After seven months listening to the concerns of faculty, staff and students system-wide, Vice President for Equity and Diversity Katrice Albert announced her diversity initiatives at February’s Board of Regents meeting, starting with increasing the University’s black student population.

“Much is being done, but there’s more work to do,” she said at the meeting. “We want to reframe the discussion about black male achievement here at the U of M.”

Solving this problem, she said, will require increased efforts to attract black students to the University while also creating a more welcoming climate once students are here.

The University has made a handful of efforts to increase black student enrollment in recent years, including partnering with local organizations and creating the Huntley House, a Living Learning Community for African-American men.

However, with recent worries of racial profiling surrounding University crime alerts, some students and employees have expressed concern about the black experience on campus and have said these issues could hamper recruitment efforts.

On the Twin Cities campus, black students made up less than 4 percent of the student population this semester, a number that’s remained fairly stagnant in recent years. Statewide, the black population sat at 5.5 percent in 2012.

Starting early

One organization working to close the Twin Cities achievement gap at all education levels is Generation Next. 

University President Eric Kaler is co-chair of the organization’s leadership council, and former Minneapolis Mayor R.T. Rybak is the executive director.

Rybak said the University’s push to bring in more black male students is key to closing the gap.

“We’re extremely excited about this focus approach from the University,” he said. “The U is the key to creating a pipeline that will take an increasingly diverse population and turn it into an increasingly globally fluent workforce.”

To further amp up the institution’s recruitment efforts, the Office for Equity and Diversity is starting a pilot program this summer that will introduce high school juniors to the University.

“We need to start introducing college much earlier,” Albert said at the regents meeting.

Regent Abdul Omari noted his support for Albert’s plan at the meeting, echoing the need to attract more black students in the area.

“I think we have a lot of opportunities with hometown talent,” he said.

Nursing sophomore Lamin Manjang went to Champlin Park High School and said that the few efforts to recruit juniors and seniors there came too late.
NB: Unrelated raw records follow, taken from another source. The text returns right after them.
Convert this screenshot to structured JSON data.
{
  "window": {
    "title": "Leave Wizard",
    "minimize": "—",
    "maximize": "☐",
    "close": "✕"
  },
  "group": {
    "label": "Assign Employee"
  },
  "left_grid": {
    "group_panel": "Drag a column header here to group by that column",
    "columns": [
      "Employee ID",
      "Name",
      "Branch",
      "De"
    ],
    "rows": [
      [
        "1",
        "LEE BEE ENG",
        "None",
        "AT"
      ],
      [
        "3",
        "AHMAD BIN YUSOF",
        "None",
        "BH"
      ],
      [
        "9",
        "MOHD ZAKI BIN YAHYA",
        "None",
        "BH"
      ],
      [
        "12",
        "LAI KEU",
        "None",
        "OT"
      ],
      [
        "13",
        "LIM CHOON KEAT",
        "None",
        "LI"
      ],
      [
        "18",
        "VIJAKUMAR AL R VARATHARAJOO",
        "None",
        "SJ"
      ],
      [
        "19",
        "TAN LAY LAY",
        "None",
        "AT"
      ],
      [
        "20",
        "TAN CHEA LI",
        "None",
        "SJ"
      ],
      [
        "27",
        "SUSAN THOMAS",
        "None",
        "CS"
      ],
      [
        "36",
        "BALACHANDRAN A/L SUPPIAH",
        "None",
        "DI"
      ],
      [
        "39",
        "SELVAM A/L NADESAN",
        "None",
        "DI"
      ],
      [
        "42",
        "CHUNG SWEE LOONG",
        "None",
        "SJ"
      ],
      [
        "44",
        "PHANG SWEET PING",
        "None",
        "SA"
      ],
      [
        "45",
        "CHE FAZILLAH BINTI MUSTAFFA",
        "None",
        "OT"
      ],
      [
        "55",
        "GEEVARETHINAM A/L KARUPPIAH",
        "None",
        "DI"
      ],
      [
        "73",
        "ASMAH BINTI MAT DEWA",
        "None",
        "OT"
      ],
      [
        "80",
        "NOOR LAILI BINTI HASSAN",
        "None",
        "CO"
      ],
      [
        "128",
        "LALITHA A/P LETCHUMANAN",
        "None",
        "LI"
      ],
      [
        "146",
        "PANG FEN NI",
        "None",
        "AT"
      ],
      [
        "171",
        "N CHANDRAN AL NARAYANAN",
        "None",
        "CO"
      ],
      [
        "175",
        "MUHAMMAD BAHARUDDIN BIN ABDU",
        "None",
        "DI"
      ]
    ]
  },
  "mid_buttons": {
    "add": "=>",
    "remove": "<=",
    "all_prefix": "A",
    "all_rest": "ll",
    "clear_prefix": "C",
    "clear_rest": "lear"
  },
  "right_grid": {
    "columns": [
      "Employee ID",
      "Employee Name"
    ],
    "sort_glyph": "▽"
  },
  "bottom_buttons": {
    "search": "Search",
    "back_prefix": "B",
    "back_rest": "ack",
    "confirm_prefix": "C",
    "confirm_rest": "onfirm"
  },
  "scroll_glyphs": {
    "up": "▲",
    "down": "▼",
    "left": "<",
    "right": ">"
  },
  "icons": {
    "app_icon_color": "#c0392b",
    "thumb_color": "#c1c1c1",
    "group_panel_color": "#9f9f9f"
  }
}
Barflaan Tedoe, a member of the University’s Black Men’s Forum, said he’d like to see even more opportunities for black junior high and high school students to learn about the University so they’re motivated to come there after graduation.

“It should be the destination,” he said.

A widespread issue

Concerns about the University’s small black population reflect a national conversation about the climate of inequality in higher education.

Students at the University of Michigan started a campaign called “Being Black at the University of Michigan” in response to declining enrollment rates of black undergraduates.

The rate fell from 6.2 percent in 2009 to about 4.7 percent in 2013.

“This is a national crisis,” Albert said at the meeting.

She told the regents that although the institution is making great strides to fix the gap, the conversation doesn’t end there.

“We will not claim victory on this overnight,” she said.

Rybak emphasized the importance of the University in resolving the state-wide challenge.

“There’s never been a time when we’ve had more agreement in this community that this is potentially the single largest issue we face,” he said.

The OED will host a discussion about the University’s diversity and equity initiatives for students on the Twin Cities campus March 11.